The Story Behind Local Restaurant “It” Couple
Ben and Liza Groshell are a dynamo dining team who are veritable local celebrities due to their growing number of go-to restaurants. They became restauranteurs in 1992 with the opening of Marker 32, the highly-rated seafood destination on the intracoastal waterway. Then they began working on a steakhouse concept, but the 2008 economic recession had them rethinking creatively. Ben Groshell saw that at a time when fine dining was suffering, simple comfort food was still thriving. So the couple decided to switch gears and bring to life a concept they had planned for later in their careers – a fish camp.
Living in Ponte Vedra and loving the waterway, they found a small waterfront structure on Roscoe Road in Palm Valley and got permission from a former restaurant owner in the area to use the name Palm Valley Fish Camp.
“Fish camps of the past, the thirties and forties, were places where boats were launched, people would go fish, and at end of the day, bring back their catch and cook it and talk about the day,” Ben told food celebrity Sandra Lee during a video segment she created on the Fish Camps for BBVA Compass Small Business Stories.
“[It] was going to be a very small, mom-and-pop, niche spot in our neighborhood,” explains Liza.
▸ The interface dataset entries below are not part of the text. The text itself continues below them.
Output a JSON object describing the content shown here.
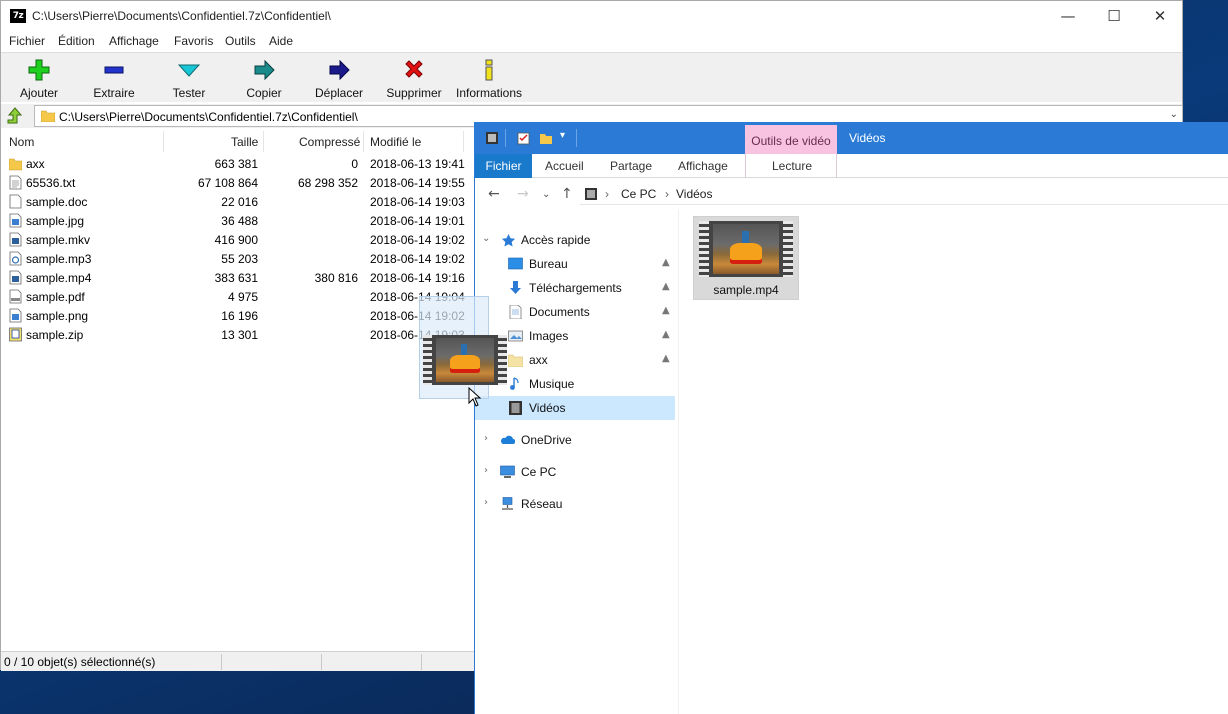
{
  "zip": {
    "title": "C:\\Users\\Pierre\\Documents\\Confidentiel.7z\\Confidentiel\\",
    "app_icon_text": "7z",
    "menu": [
      "Fichier",
      "Édition",
      "Affichage",
      "Favoris",
      "Outils",
      "Aide"
    ],
    "toolbar": [
      "Ajouter",
      "Extraire",
      "Tester",
      "Copier",
      "Déplacer",
      "Supprimer",
      "Informations"
    ],
    "path": "C:\\Users\\Pierre\\Documents\\Confidentiel.7z\\Confidentiel\\",
    "columns": {
      "name": "Nom",
      "size": "Taille",
      "packed": "Compressé",
      "modified": "Modifié le"
    },
    "files": [
      {
        "name": "axx",
        "size": "663 381",
        "packed": "0",
        "modified": "2018-06-13 19:41",
        "type": "folder"
      },
      {
        "name": "65536.txt",
        "size": "67 108 864",
        "packed": "68 298 352",
        "modified": "2018-06-14 19:55",
        "type": "text"
      },
      {
        "name": "sample.doc",
        "size": "22 016",
        "packed": "",
        "modified": "2018-06-14 19:03",
        "type": "doc"
      },
      {
        "name": "sample.jpg",
        "size": "36 488",
        "packed": "",
        "modified": "2018-06-14 19:01",
        "type": "image"
      },
      {
        "name": "sample.mkv",
        "size": "416 900",
        "packed": "",
        "modified": "2018-06-14 19:02",
        "type": "video"
      },
      {
        "name": "sample.mp3",
        "size": "55 203",
        "packed": "",
        "modified": "2018-06-14 19:02",
        "type": "audio"
      },
      {
        "name": "sample.mp4",
        "size": "383 631",
        "packed": "380 816",
        "modified": "2018-06-14 19:16",
        "type": "video"
      },
      {
        "name": "sample.pdf",
        "size": "4 975",
        "packed": "",
        "modified": "2018-06-14 19:04",
        "type": "pdf"
      },
      {
        "name": "sample.png",
        "size": "16 196",
        "packed": "",
        "modified": "2018-06-14 19:02",
        "type": "image"
      },
      {
        "name": "sample.zip",
        "size": "13 301",
        "packed": "",
        "modified": "2018-06-14 19:03",
        "type": "zip"
      }
    ],
    "status": "0 / 10 objet(s) sélectionné(s)"
  },
  "explorer": {
    "context_tab": "Outils de vidéo",
    "title": "Vidéos",
    "ribbon_tabs": [
      "Fichier",
      "Accueil",
      "Partage",
      "Affichage",
      "Lecture"
    ],
    "breadcrumb": [
      "Ce PC",
      "Vidéos"
    ],
    "nav": {
      "quick_access": "Accès rapide",
      "items": [
        "Bureau",
        "Téléchargements",
        "Documents",
        "Images",
        "axx",
        "Musique",
        "Vidéos"
      ],
      "onedrive": "OneDrive",
      "this_pc": "Ce PC",
      "network": "Réseau"
    },
    "file": "sample.mp4"
  },
  "colors": {
    "accent_blue": "#2b7bd6",
    "context_tab_pink": "#f7c3e1",
    "selection": "#cce8ff"
  }
}
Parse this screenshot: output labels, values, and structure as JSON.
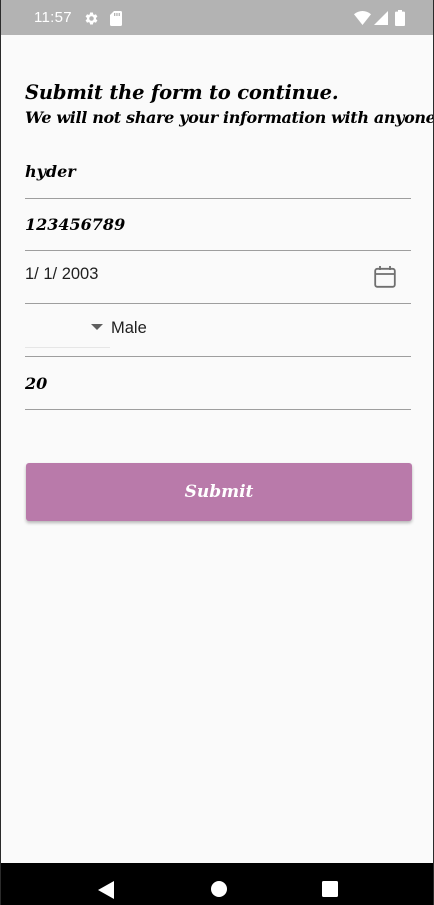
{
  "status_bar": {
    "time": "11:57",
    "icons": [
      "gear-icon",
      "sd-card-icon",
      "wifi-icon",
      "signal-icon",
      "battery-icon"
    ]
  },
  "form": {
    "heading": "Submit the form to continue.",
    "subheading": "We will not share your information with anyone.",
    "name_value": "hyder",
    "phone_value": "123456789",
    "date_value": "1/ 1/ 2003",
    "gender_value": "Male",
    "age_value": "20",
    "submit_label": "Submit"
  },
  "colors": {
    "status_bar": "#b3b3b3",
    "background": "#fafafa",
    "accent_button": "#b97aaa",
    "underline": "#9e9e9e",
    "nav_bar": "#000000"
  },
  "nav_bar": {
    "icons": [
      "back-icon",
      "home-icon",
      "recents-icon"
    ]
  }
}
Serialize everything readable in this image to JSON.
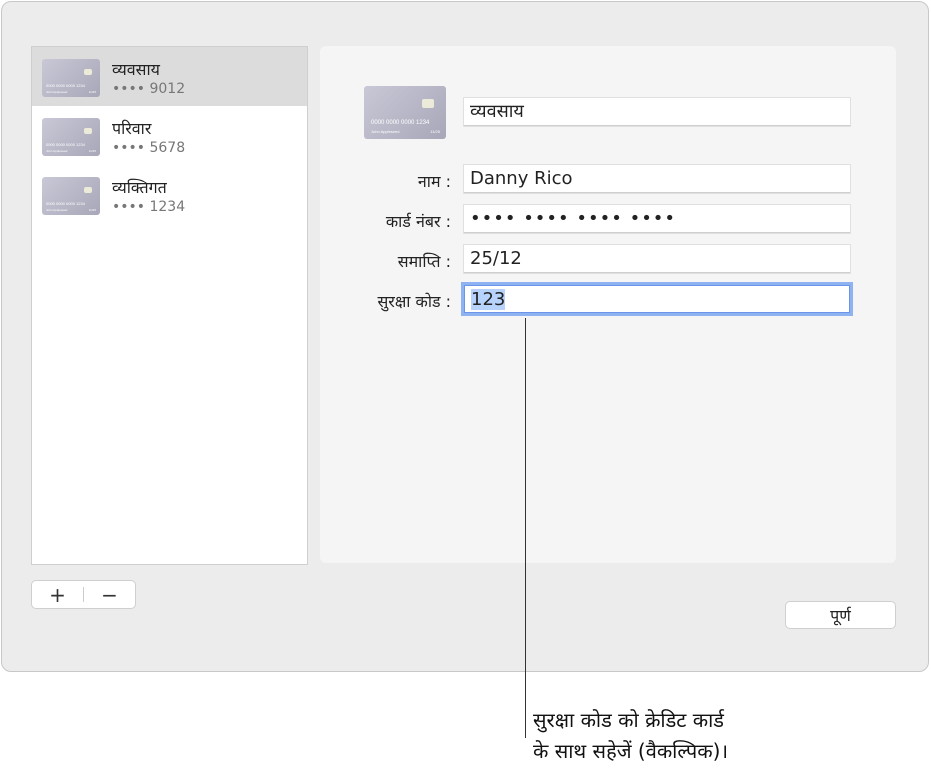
{
  "cards": [
    {
      "title": "व्यवसाय",
      "number": "•••• 9012",
      "selected": true
    },
    {
      "title": "परिवार",
      "number": "•••• 5678",
      "selected": false
    },
    {
      "title": "व्यक्तिगत",
      "number": "•••• 1234",
      "selected": false
    }
  ],
  "card_art": {
    "number": "0000 0000 0000 1234",
    "name": "John Appleseed",
    "expiry": "11/25"
  },
  "buttons": {
    "add": "+",
    "remove": "−",
    "done": "पूर्ण"
  },
  "detail": {
    "description": "व्यवसाय",
    "name_label": "नाम :",
    "name_value": "Danny Rico",
    "number_label": "कार्ड नंबर :",
    "number_value": "•••• •••• •••• ••••",
    "expiry_label": "समाप्ति :",
    "expiry_value": "25/12",
    "code_label": "सुरक्षा कोड :",
    "code_value": "123"
  },
  "callout": {
    "line1": "सुरक्षा कोड को क्रेडिट कार्ड",
    "line2": "के साथ सहेजें (वैकल्पिक)।"
  }
}
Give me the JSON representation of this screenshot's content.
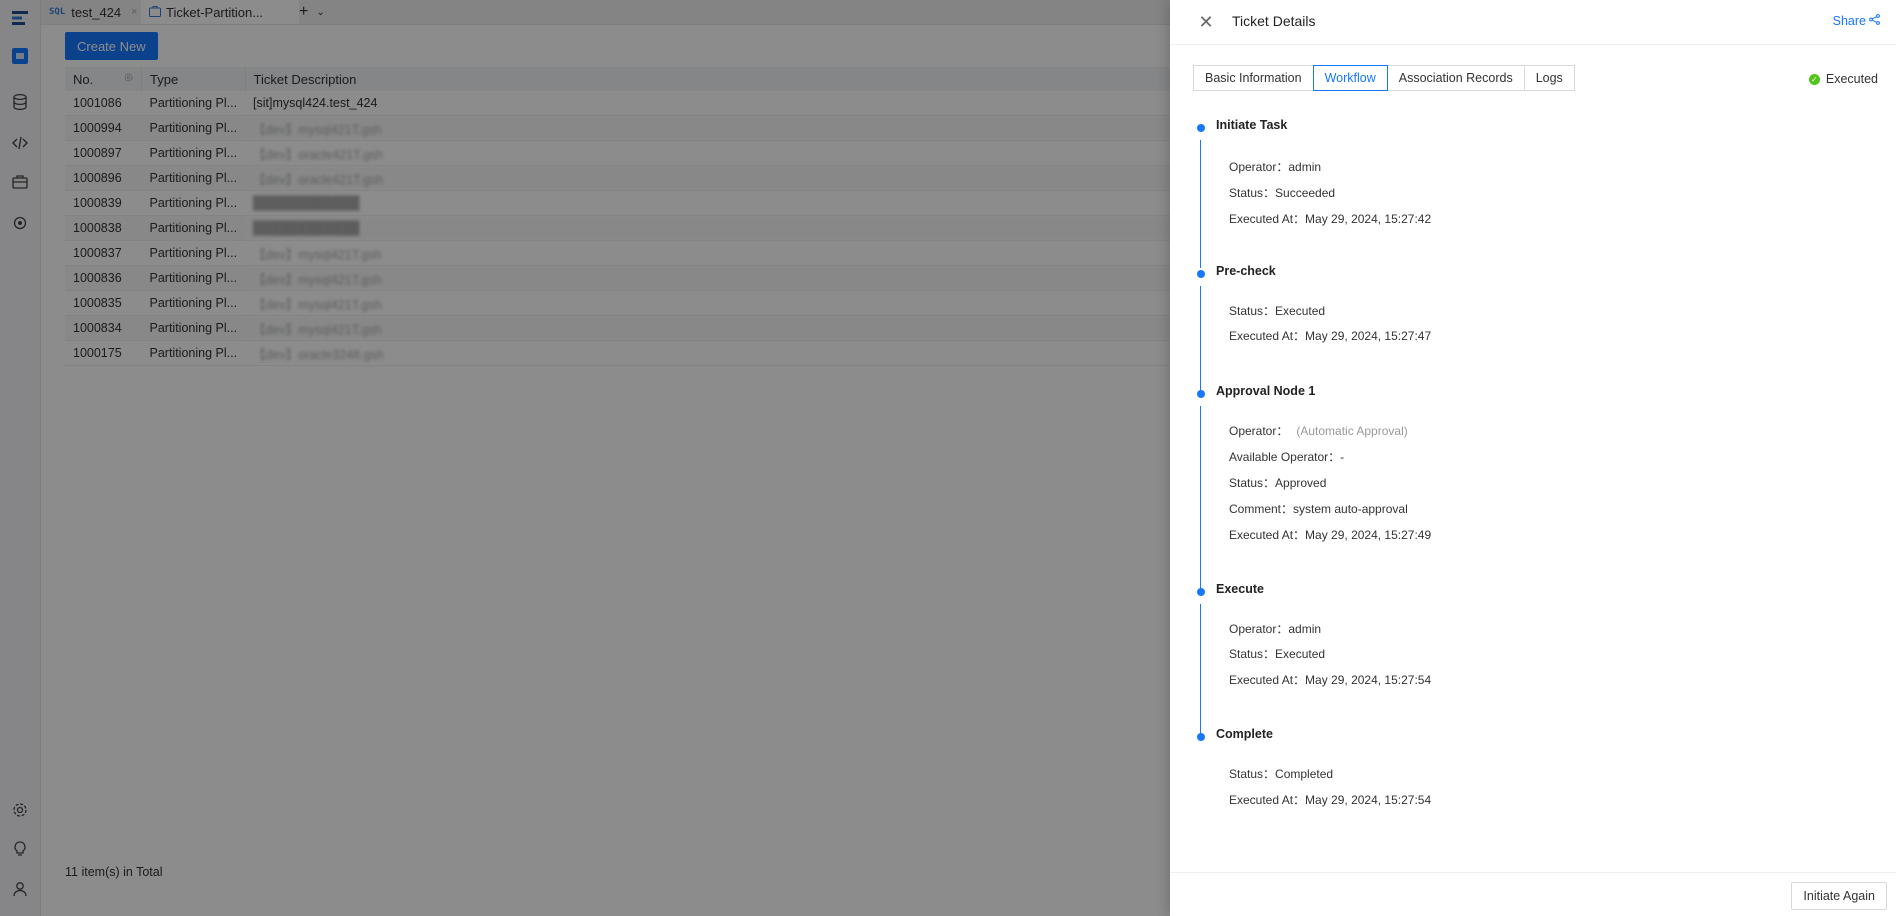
{
  "tabs": [
    {
      "badge": "SQL",
      "label": "test_424"
    },
    {
      "label": "Ticket-Partition..."
    }
  ],
  "list": {
    "create_label": "Create New",
    "columns": [
      "No.",
      "Type",
      "Ticket Description"
    ],
    "rows": [
      {
        "no": "1001086",
        "type": "Partitioning Pl...",
        "desc": "[sit]mysql424.test_424"
      },
      {
        "no": "1000994",
        "type": "Partitioning Pl...",
        "desc": "【dev】mysql421T.gsh"
      },
      {
        "no": "1000897",
        "type": "Partitioning Pl...",
        "desc": "【dev】oracle421T.gsh"
      },
      {
        "no": "1000896",
        "type": "Partitioning Pl...",
        "desc": "【dev】oracle421T.gsh"
      },
      {
        "no": "1000839",
        "type": "Partitioning Pl...",
        "desc": "████████████"
      },
      {
        "no": "1000838",
        "type": "Partitioning Pl...",
        "desc": "████████████"
      },
      {
        "no": "1000837",
        "type": "Partitioning Pl...",
        "desc": "【dev】mysql421T.gsh"
      },
      {
        "no": "1000836",
        "type": "Partitioning Pl...",
        "desc": "【dev】mysql421T.gsh"
      },
      {
        "no": "1000835",
        "type": "Partitioning Pl...",
        "desc": "【dev】mysql421T.gsh"
      },
      {
        "no": "1000834",
        "type": "Partitioning Pl...",
        "desc": "【dev】mysql421T.gsh"
      },
      {
        "no": "1000175",
        "type": "Partitioning Pl...",
        "desc": "【dev】oracle3248.gsh"
      }
    ],
    "total": "11 item(s) in Total"
  },
  "drawer": {
    "title": "Ticket Details",
    "share_label": "Share",
    "tabs": [
      "Basic Information",
      "Workflow",
      "Association Records",
      "Logs"
    ],
    "status": "Executed",
    "steps": [
      {
        "name": "Initiate Task",
        "rows": [
          {
            "k": "Operator：",
            "v": "admin"
          },
          {
            "k": "Status：",
            "v": "Succeeded"
          },
          {
            "k": "Executed At：",
            "v": "May 29, 2024, 15:27:42"
          }
        ]
      },
      {
        "name": "Pre-check",
        "rows": [
          {
            "k": "Status：",
            "v": "Executed"
          },
          {
            "k": "Executed At：",
            "v": "May 29, 2024, 15:27:47"
          }
        ]
      },
      {
        "name": "Approval Node 1",
        "rows": [
          {
            "k": "Operator：",
            "v": "(Automatic Approval)"
          },
          {
            "k": "Available Operator：",
            "v": "-"
          },
          {
            "k": "Status：",
            "v": "Approved"
          },
          {
            "k": "Comment：",
            "v": "system auto-approval"
          },
          {
            "k": "Executed At：",
            "v": "May 29, 2024, 15:27:49"
          }
        ]
      },
      {
        "name": "Execute",
        "rows": [
          {
            "k": "Operator：",
            "v": "admin"
          },
          {
            "k": "Status：",
            "v": "Executed"
          },
          {
            "k": "Executed At：",
            "v": "May 29, 2024, 15:27:54"
          }
        ]
      },
      {
        "name": "Complete",
        "rows": [
          {
            "k": "Status：",
            "v": "Completed"
          },
          {
            "k": "Executed At：",
            "v": "May 29, 2024, 15:27:54"
          }
        ]
      }
    ],
    "footer_button": "Initiate Again"
  }
}
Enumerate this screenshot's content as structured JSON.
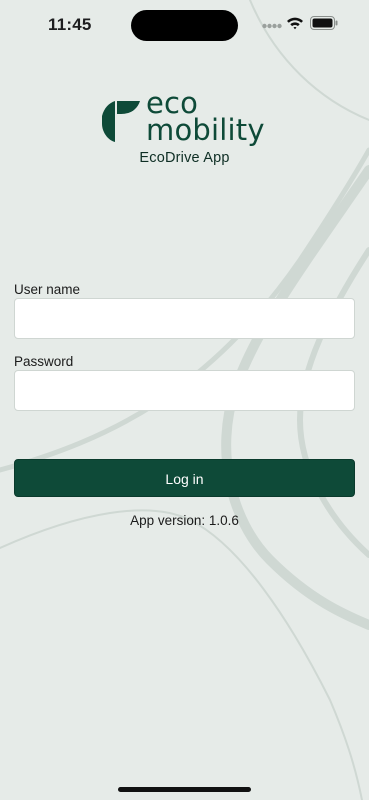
{
  "status_bar": {
    "time": "11:45",
    "icons": [
      "signal-dots-icon",
      "wifi-icon",
      "battery-icon"
    ]
  },
  "logo": {
    "line1": "eco",
    "line2": "mobility",
    "brand_color": "#0e4a38"
  },
  "app_name": "EcoDrive App",
  "form": {
    "username_label": "User name",
    "username_value": "",
    "password_label": "Password",
    "password_value": "",
    "login_label": "Log in"
  },
  "footer": {
    "version_text": "App version: 1.0.6"
  },
  "colors": {
    "background": "#e6ebe8",
    "accent": "#0e4a38"
  }
}
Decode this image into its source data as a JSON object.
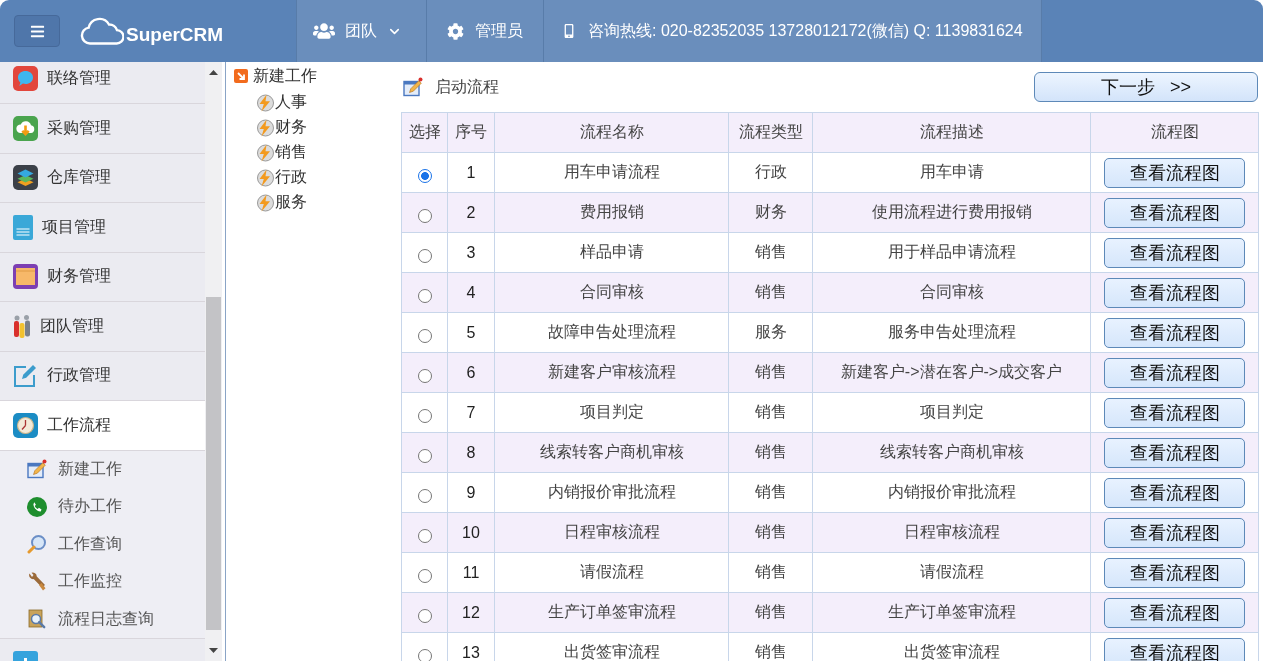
{
  "header": {
    "brand": "SuperCRM",
    "nav": [
      {
        "kind": "dropdown",
        "label": "团队"
      },
      {
        "kind": "link",
        "label": "管理员"
      },
      {
        "kind": "info",
        "label": "咨询热线: 020-82352035 13728012172(微信) Q: 1139831624"
      }
    ]
  },
  "sidebar": {
    "items": [
      {
        "label": "联络管理",
        "selected": false
      },
      {
        "label": "采购管理",
        "selected": false
      },
      {
        "label": "仓库管理",
        "selected": false
      },
      {
        "label": "项目管理",
        "selected": false
      },
      {
        "label": "财务管理",
        "selected": false
      },
      {
        "label": "团队管理",
        "selected": false
      },
      {
        "label": "行政管理",
        "selected": false
      },
      {
        "label": "工作流程",
        "selected": true,
        "children": [
          {
            "label": "新建工作"
          },
          {
            "label": "待办工作"
          },
          {
            "label": "工作查询"
          },
          {
            "label": "工作监控"
          },
          {
            "label": "流程日志查询"
          }
        ]
      },
      {
        "selected": false
      }
    ]
  },
  "tree": {
    "label": "新建工作",
    "children": [
      {
        "label": "人事"
      },
      {
        "label": "财务"
      },
      {
        "label": "销售"
      },
      {
        "label": "行政"
      },
      {
        "label": "服务"
      }
    ]
  },
  "main": {
    "title": "启动流程",
    "next_button": "下一步 >>",
    "table": {
      "columns": [
        "选择",
        "序号",
        "流程名称",
        "流程类型",
        "流程描述",
        "流程图"
      ],
      "rows": [
        {
          "selected": true,
          "number": "1",
          "name": "用车申请流程",
          "type": "行政",
          "description": "用车申请",
          "action": "查看流程图"
        },
        {
          "selected": false,
          "number": "2",
          "name": "费用报销",
          "type": "财务",
          "description": "使用流程进行费用报销",
          "action": "查看流程图"
        },
        {
          "selected": false,
          "number": "3",
          "name": "样品申请",
          "type": "销售",
          "description": "用于样品申请流程",
          "action": "查看流程图"
        },
        {
          "selected": false,
          "number": "4",
          "name": "合同审核",
          "type": "销售",
          "description": "合同审核",
          "action": "查看流程图"
        },
        {
          "selected": false,
          "number": "5",
          "name": "故障申告处理流程",
          "type": "服务",
          "description": "服务申告处理流程",
          "action": "查看流程图"
        },
        {
          "selected": false,
          "number": "6",
          "name": "新建客户审核流程",
          "type": "销售",
          "description": "新建客户->潜在客户->成交客户",
          "action": "查看流程图"
        },
        {
          "selected": false,
          "number": "7",
          "name": "项目判定",
          "type": "销售",
          "description": "项目判定",
          "action": "查看流程图"
        },
        {
          "selected": false,
          "number": "8",
          "name": "线索转客户商机审核",
          "type": "销售",
          "description": "线索转客户商机审核",
          "action": "查看流程图"
        },
        {
          "selected": false,
          "number": "9",
          "name": "内销报价审批流程",
          "type": "销售",
          "description": "内销报价审批流程",
          "action": "查看流程图"
        },
        {
          "selected": false,
          "number": "10",
          "name": "日程审核流程",
          "type": "销售",
          "description": "日程审核流程",
          "action": "查看流程图"
        },
        {
          "selected": false,
          "number": "11",
          "name": "请假流程",
          "type": "销售",
          "description": "请假流程",
          "action": "查看流程图"
        },
        {
          "selected": false,
          "number": "12",
          "name": "生产订单签审流程",
          "type": "销售",
          "description": "生产订单签审流程",
          "action": "查看流程图"
        },
        {
          "selected": false,
          "number": "13",
          "name": "出货签审流程",
          "type": "销售",
          "description": "出货签审流程",
          "action": "查看流程图"
        }
      ]
    }
  }
}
The concept worked, and the rest is history, as the community saw two more Fish Camps open in the seven years that followed; each with their own personality but all with the same exceptionally fresh seafood and southern-inspired sides.
While Palm Valley has the appearance of a Florida Cracker-style home, seating a relatively small number of eighty guests amongst buoys, driftwood, and other seafaring bric-a-brac, Neptune Beach’s North Beach Fish Camp is sleeker and roomier, like breathing the fresh salty sea air from the ocean just a few hundred yards away. The most recent addition, Julington Creek Fish Camp, sits on its namesake, a large creek off the St. Johns River that has historically been a fishing haven. This location has the most outdoor seating, perfect for boat-watching. It’s clear that the Groshells responded to the distinct neighborhoods when building their Fish Camps. It’s also clear that the two love the restaurant business, with Ben, a chef, focusing mainly on the kitchens, and Liza, a businesswoman, on the restaurants’ development.
They are people who look to constantly evolve and try new things: When in 2013, their long-time seafood supplier, Safe Harbor Seafood in Mayport, decided to open a restaurant of its own, the Groshells were asked for assistance. And in 2016, the two entities formed a 50/50 partnership in a second Safe Harbor Restaurant on the intracoastal in Jacksonville Beach. The Safe Harbor restaurants are fast casual, with dishes (actually baskets) at a lower price point than the Fish Camps or the high-end Marker 32, and they have the same crowds clamoring to get the straight-out-of-the-water seafood, local produce, and friendly, neighborly vibe found at all the Groshell’s spots.
“As long as I’m around seafood, I’m happy,” says Ben. “Yeah, I had no idea I’d end up in the restaurant business, but I cannot imagine doing anything else,” adds Liza.
Article written by Meredith T. Matthews